EXERCISE
Return each of the entries below word for word.

____ RECORDS

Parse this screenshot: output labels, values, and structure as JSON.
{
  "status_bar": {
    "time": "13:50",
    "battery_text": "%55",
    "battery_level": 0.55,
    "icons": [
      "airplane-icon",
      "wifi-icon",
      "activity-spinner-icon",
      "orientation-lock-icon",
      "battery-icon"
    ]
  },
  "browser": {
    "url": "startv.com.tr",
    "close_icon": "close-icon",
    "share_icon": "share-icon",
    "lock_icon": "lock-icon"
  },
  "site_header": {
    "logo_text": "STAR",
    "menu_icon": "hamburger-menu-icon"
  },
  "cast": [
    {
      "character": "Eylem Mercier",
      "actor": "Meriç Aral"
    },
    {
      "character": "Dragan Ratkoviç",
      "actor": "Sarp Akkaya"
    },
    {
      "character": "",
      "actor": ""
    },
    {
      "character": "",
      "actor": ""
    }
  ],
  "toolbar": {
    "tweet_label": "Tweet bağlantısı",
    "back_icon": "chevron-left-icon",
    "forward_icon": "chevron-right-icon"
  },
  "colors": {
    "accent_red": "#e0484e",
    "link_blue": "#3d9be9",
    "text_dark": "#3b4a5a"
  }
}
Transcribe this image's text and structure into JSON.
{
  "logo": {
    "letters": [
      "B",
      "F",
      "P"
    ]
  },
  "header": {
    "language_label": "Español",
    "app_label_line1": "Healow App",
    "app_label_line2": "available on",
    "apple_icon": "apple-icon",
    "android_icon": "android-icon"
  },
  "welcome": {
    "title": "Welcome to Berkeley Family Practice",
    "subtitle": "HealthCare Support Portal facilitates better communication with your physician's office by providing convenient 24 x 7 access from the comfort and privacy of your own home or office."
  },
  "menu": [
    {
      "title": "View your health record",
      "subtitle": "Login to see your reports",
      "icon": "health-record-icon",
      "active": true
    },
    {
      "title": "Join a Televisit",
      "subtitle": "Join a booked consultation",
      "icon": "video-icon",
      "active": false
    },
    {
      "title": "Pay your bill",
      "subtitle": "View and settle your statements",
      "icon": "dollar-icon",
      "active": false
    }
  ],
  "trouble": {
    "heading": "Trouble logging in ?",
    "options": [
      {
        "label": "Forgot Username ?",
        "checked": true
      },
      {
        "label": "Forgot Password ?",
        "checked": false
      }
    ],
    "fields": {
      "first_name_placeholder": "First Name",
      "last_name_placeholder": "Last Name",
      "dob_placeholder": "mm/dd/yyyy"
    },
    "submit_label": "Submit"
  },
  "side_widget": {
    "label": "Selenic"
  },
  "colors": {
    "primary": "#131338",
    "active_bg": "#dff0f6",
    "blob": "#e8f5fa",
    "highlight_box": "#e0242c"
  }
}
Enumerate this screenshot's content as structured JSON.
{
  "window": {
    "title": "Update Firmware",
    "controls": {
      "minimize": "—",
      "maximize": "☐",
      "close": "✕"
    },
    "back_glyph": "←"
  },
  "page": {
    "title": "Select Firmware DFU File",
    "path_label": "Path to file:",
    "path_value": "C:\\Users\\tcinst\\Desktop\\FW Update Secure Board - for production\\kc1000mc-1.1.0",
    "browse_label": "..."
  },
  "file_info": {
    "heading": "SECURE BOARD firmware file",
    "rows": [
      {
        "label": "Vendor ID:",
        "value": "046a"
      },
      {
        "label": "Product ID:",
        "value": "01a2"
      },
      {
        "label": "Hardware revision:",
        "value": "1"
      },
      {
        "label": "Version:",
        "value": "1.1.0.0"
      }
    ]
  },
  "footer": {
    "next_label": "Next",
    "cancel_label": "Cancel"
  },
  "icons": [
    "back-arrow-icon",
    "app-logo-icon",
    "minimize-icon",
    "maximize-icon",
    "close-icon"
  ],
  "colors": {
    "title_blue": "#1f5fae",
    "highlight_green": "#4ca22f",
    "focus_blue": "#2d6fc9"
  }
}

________

ANSWER TO THIS EXERCISE
Parse this screenshot: output labels, values, and structure as JSON.
{
  "status_bar": {
    "time": "13:50",
    "battery_text": "%55",
    "battery_level": 0.55,
    "icons": [
      "airplane-icon",
      "wifi-icon",
      "activity-spinner-icon",
      "orientation-lock-icon",
      "battery-icon"
    ]
  },
  "browser": {
    "url": "startv.com.tr",
    "close_icon": "close-icon",
    "share_icon": "share-icon",
    "lock_icon": "lock-icon"
  },
  "site_header": {
    "logo_text": "STAR",
    "menu_icon": "hamburger-menu-icon"
  },
  "cast": [
    {
      "character": "Eylem Mercier",
      "actor": "Meriç Aral"
    },
    {
      "character": "Dragan Ratkoviç",
      "actor": "Sarp Akkaya"
    },
    {
      "character": "",
      "actor": ""
    },
    {
      "character": "",
      "actor": ""
    }
  ],
  "toolbar": {
    "tweet_label": "Tweet bağlantısı",
    "back_icon": "chevron-left-icon",
    "forward_icon": "chevron-right-icon"
  },
  "colors": {
    "accent_red": "#e0484e",
    "link_blue": "#3d9be9",
    "text_dark": "#3b4a5a"
  }
}
Transcribe this image's text and structure into JSON.
{
  "logo": {
    "letters": [
      "B",
      "F",
      "P"
    ]
  },
  "header": {
    "language_label": "Español",
    "app_label_line1": "Healow App",
    "app_label_line2": "available on",
    "apple_icon": "apple-icon",
    "android_icon": "android-icon"
  },
  "welcome": {
    "title": "Welcome to Berkeley Family Practice",
    "subtitle": "HealthCare Support Portal facilitates better communication with your physician's office by providing convenient 24 x 7 access from the comfort and privacy of your own home or office."
  },
  "menu": [
    {
      "title": "View your health record",
      "subtitle": "Login to see your reports",
      "icon": "health-record-icon",
      "active": true
    },
    {
      "title": "Join a Televisit",
      "subtitle": "Join a booked consultation",
      "icon": "video-icon",
      "active": false
    },
    {
      "title": "Pay your bill",
      "subtitle": "View and settle your statements",
      "icon": "dollar-icon",
      "active": false
    }
  ],
  "trouble": {
    "heading": "Trouble logging in ?",
    "options": [
      {
        "label": "Forgot Username ?",
        "checked": true
      },
      {
        "label": "Forgot Password ?",
        "checked": false
      }
    ],
    "fields": {
      "first_name_placeholder": "First Name",
      "last_name_placeholder": "Last Name",
      "dob_placeholder": "mm/dd/yyyy"
    },
    "submit_label": "Submit"
  },
  "side_widget": {
    "label": "Selenic"
  },
  "colors": {
    "primary": "#131338",
    "active_bg": "#dff0f6",
    "blob": "#e8f5fa",
    "highlight_box": "#e0242c"
  }
}
Enumerate this screenshot's content as structured JSON.
{
  "window": {
    "title": "Update Firmware",
    "controls": {
      "minimize": "—",
      "maximize": "☐",
      "close": "✕"
    },
    "back_glyph": "←"
  },
  "page": {
    "title": "Select Firmware DFU File",
    "path_label": "Path to file:",
    "path_value": "C:\\Users\\tcinst\\Desktop\\FW Update Secure Board - for production\\kc1000mc-1.1.0",
    "browse_label": "..."
  },
  "file_info": {
    "heading": "SECURE BOARD firmware file",
    "rows": [
      {
        "label": "Vendor ID:",
        "value": "046a"
      },
      {
        "label": "Product ID:",
        "value": "01a2"
      },
      {
        "label": "Hardware revision:",
        "value": "1"
      },
      {
        "label": "Version:",
        "value": "1.1.0.0"
      }
    ]
  },
  "footer": {
    "next_label": "Next",
    "cancel_label": "Cancel"
  },
  "icons": [
    "back-arrow-icon",
    "app-logo-icon",
    "minimize-icon",
    "maximize-icon",
    "close-icon"
  ],
  "colors": {
    "title_blue": "#1f5fae",
    "highlight_green": "#4ca22f",
    "focus_blue": "#2d6fc9"
  }
}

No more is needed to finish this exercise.